» WHAT YOU SHOULD DO: Among the entries that follow, find every line with the word "help" and list it.

(Data items)

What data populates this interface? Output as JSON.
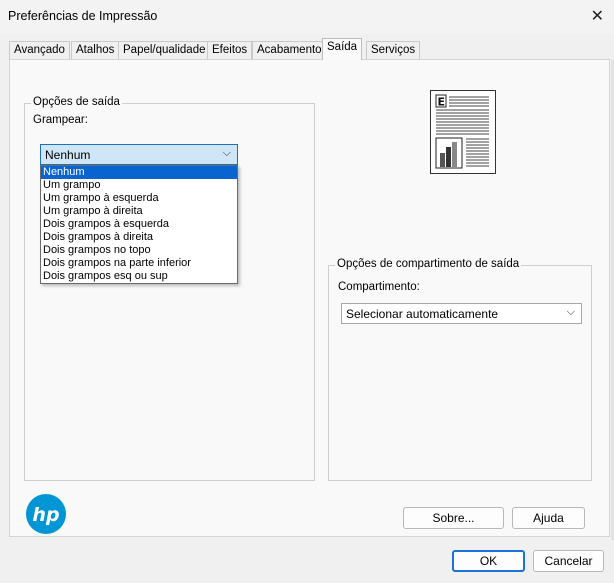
{
  "window": {
    "title": "Preferências de Impressão",
    "close_glyph": "✕"
  },
  "tabs": [
    {
      "label": "Avançado",
      "active": false
    },
    {
      "label": "Atalhos",
      "active": false
    },
    {
      "label": "Papel/qualidade",
      "active": false
    },
    {
      "label": "Efeitos",
      "active": false
    },
    {
      "label": "Acabamento",
      "active": false
    },
    {
      "label": "Saída",
      "active": true
    },
    {
      "label": "Serviços",
      "active": false
    }
  ],
  "output_options": {
    "legend": "Opções de saída",
    "staple_label": "Grampear:",
    "staple_value": "Nenhum",
    "staple_options": [
      "Nenhum",
      "Um grampo",
      "Um grampo à esquerda",
      "Um grampo à direita",
      "Dois grampos à esquerda",
      "Dois grampos à direita",
      "Dois grampos no topo",
      "Dois grampos na parte inferior",
      "Dois grampos esq ou sup"
    ],
    "selected_index": 0
  },
  "bin_options": {
    "legend": "Opções de compartimento de saída",
    "bin_label": "Compartimento:",
    "bin_value": "Selecionar automaticamente"
  },
  "preview": {
    "icon": "document-preview-icon",
    "letter": "E"
  },
  "buttons": {
    "about": "Sobre...",
    "help": "Ajuda",
    "ok": "OK",
    "cancel": "Cancelar"
  },
  "brand": {
    "logo_text": "hp",
    "logo_color": "#0096d6"
  },
  "colors": {
    "selection": "#0a64d0",
    "focus_border": "#1a73d8",
    "combo_focus_bg": "#cfe6f7"
  },
  "chevron_glyph": "⌵"
}
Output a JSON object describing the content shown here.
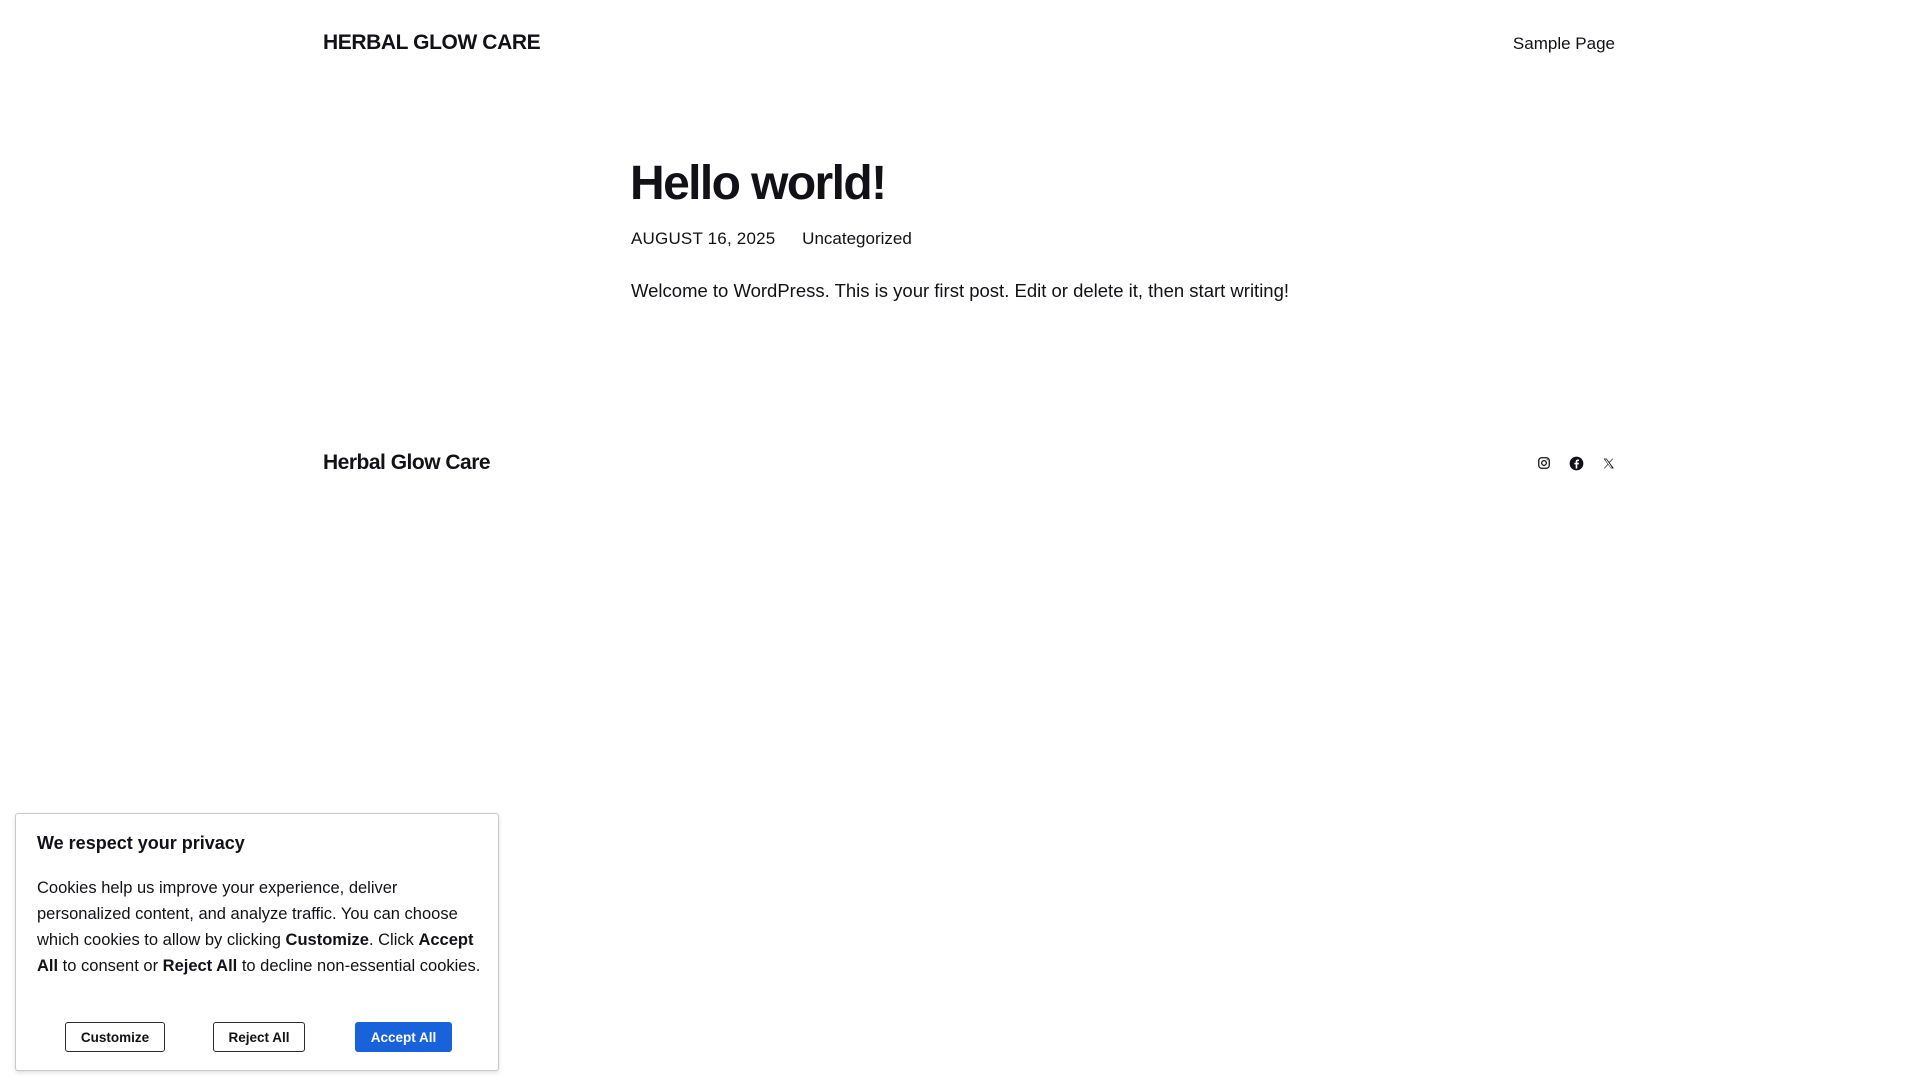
{
  "header": {
    "site_title": "HERBAL GLOW CARE",
    "nav": [
      {
        "label": "Sample Page"
      }
    ]
  },
  "post": {
    "title": "Hello world!",
    "date": "AUGUST 16, 2025",
    "category": "Uncategorized",
    "body": "Welcome to WordPress. This is your first post. Edit or delete it, then start writing!"
  },
  "footer": {
    "site_title": "Herbal Glow Care",
    "social": [
      {
        "icon": "instagram-icon"
      },
      {
        "icon": "facebook-icon"
      },
      {
        "icon": "x-icon"
      }
    ]
  },
  "cookie_banner": {
    "title": "We respect your privacy",
    "text_part1": "Cookies help us improve your experience, deliver personalized content, and analyze traffic. You can choose which cookies to allow by clicking ",
    "text_customize": "Customize",
    "text_part2": ". Click ",
    "text_accept": "Accept All",
    "text_part3": " to consent or ",
    "text_reject": "Reject All",
    "text_part4": " to decline non-essential cookies.",
    "buttons": {
      "customize": "Customize",
      "reject": "Reject All",
      "accept": "Accept All"
    },
    "accent_color": "#1863dc"
  }
}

» RESPONSE TO THIS TASK:
    "help": "Ajuda",
    "text_part1": "Cookies help us improve your experience, deliver personalized content, and analyze traffic. You can choose which cookies to allow by clicking ",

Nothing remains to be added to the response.